The Woolly, Wild West of Pot Legislation
"The legalization of marijuana could lead to a significant increase in drug-impaired driving cases."
"For example, in Colorado, in the year following marijuana legalization there was a 32 percent increase in marijuana-related traffic deaths."
Justice Ministry classified memorandum
"That's why it's so important to do the work upfront to educate Canadians and to provide law enforcement and the justice system with the tools they need to control that illegal behaviour on our roadways."
"There will be the discussion about what's safe. And that discussion will range from a total prohibition -- so no use of drugs in driving -- to determining a safe level."
"We recognize its urgency."
"It’s very difficult to identify and to prove a level of impairment by marijuana. We have good tools for alcohol. We do not currently have good tools for cannabis."
Member of Parliament Bill Blair, former Toronto police chief
Mothers Against Drunk Driving, in their concern over the possibility that drug-induced driving accidents will rise with the 2017 legalization of marijuana in Canada, call for Criminal Code amendments to adequately address the issue. Cannabis, emphasizes Marie-Claude Morin of MADD, should logically and legally be subject to the very same laws currently applying to driving under the influence of alcohol.
Should the Code be amended with two impaired-driving offences separate from one another in the code, it could result in a legal limit imposed of active tetrahydrocannabinol in the bloodstream for detection purposes. The legal limit in Washington and Colorado is five nanograms of THC per millilitre of blood, while in Nevada and Ohio, the legal limit is two nanograms per millilitre, and other states yet, have chosen instead to opt for zero tolerance.
Those horses are so geared to run that they've opened pot shops in anticipation of instant business and they weren't wrong; business has been thriving. And the pot shops -- although clearly illegal, since marijuana possession remains illegal in the Criminal Code until such time as the prohibition is lifted in spring of 2017 -- shouldn't be in operation, yet they are. And police in Toronto where dozens of shops have opened, and in Ottawa, where about six have, are, for the most part, simply ignoring their presence.

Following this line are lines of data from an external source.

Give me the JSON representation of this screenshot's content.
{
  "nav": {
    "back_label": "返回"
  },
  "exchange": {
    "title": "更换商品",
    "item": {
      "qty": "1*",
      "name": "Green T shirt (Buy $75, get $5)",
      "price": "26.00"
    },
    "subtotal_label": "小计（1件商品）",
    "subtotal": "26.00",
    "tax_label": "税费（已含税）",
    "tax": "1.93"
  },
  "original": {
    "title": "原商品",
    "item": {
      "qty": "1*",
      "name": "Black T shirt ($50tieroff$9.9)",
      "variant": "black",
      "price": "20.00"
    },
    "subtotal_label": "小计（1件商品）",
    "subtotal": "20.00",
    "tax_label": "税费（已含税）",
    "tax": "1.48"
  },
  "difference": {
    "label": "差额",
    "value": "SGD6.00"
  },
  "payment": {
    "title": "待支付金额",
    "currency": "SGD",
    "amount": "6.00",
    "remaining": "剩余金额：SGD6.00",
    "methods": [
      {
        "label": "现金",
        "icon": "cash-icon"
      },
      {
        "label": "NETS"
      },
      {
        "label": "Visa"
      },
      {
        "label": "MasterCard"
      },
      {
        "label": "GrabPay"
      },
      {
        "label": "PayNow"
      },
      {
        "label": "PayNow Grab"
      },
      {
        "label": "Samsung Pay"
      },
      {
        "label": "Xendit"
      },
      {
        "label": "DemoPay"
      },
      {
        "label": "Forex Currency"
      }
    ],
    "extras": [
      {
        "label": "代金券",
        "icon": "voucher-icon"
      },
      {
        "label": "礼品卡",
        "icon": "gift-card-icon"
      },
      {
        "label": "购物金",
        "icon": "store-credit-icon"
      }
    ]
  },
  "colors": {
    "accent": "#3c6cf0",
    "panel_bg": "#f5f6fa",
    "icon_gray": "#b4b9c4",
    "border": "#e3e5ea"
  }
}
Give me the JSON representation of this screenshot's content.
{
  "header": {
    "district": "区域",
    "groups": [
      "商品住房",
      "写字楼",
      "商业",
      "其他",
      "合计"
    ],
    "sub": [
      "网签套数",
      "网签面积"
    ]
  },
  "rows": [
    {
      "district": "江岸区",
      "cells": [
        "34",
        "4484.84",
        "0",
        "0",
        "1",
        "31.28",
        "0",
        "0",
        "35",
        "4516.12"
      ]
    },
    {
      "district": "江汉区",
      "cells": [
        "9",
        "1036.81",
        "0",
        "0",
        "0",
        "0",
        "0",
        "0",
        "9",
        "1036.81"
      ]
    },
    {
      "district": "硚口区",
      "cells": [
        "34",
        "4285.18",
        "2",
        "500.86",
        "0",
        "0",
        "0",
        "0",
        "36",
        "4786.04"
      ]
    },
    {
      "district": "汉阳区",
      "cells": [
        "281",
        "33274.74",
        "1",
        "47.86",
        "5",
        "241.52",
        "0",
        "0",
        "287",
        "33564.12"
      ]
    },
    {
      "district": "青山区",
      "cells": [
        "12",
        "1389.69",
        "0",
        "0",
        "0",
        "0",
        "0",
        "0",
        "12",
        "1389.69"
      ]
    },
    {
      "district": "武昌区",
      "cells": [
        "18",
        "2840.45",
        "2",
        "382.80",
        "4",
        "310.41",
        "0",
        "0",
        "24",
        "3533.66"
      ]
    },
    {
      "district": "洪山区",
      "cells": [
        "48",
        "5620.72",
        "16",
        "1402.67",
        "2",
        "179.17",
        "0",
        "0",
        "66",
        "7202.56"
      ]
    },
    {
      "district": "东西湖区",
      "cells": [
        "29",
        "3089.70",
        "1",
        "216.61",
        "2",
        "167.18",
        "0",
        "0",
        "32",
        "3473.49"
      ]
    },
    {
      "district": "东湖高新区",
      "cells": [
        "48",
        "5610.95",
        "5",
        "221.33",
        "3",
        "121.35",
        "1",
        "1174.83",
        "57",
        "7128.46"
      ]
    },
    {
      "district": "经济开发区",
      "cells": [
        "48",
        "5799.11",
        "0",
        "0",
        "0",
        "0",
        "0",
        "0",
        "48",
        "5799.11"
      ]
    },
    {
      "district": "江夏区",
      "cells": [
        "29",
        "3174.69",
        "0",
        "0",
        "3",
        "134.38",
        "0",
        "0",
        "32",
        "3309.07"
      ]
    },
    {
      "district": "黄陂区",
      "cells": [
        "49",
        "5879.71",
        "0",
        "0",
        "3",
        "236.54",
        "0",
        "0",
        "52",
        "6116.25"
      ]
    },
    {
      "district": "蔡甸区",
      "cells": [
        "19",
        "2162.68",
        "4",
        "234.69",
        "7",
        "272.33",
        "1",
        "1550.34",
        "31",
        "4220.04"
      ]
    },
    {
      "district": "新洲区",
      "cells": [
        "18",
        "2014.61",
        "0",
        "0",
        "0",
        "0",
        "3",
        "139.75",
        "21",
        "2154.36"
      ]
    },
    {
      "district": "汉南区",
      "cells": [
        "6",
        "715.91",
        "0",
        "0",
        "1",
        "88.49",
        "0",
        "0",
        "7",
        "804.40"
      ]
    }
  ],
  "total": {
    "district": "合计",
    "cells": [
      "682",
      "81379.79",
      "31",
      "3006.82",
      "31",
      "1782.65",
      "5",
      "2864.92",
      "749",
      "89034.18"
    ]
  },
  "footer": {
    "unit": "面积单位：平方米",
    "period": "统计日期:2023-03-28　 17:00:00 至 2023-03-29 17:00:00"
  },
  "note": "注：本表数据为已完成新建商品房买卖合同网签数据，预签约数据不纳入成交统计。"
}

Some of the new pot shops operate as licensed medical marijuana dispensaries, although they have no such license. They sell to people who can provide legitimate paperwork identifying them as patients requiring medical marijuana to deal with their medical condition. They are designed to have a clinical look about them. Others, in contrast, look like pot shops and sell to anyone; marijuana brownies, candies, any form of pot consumption that appeals.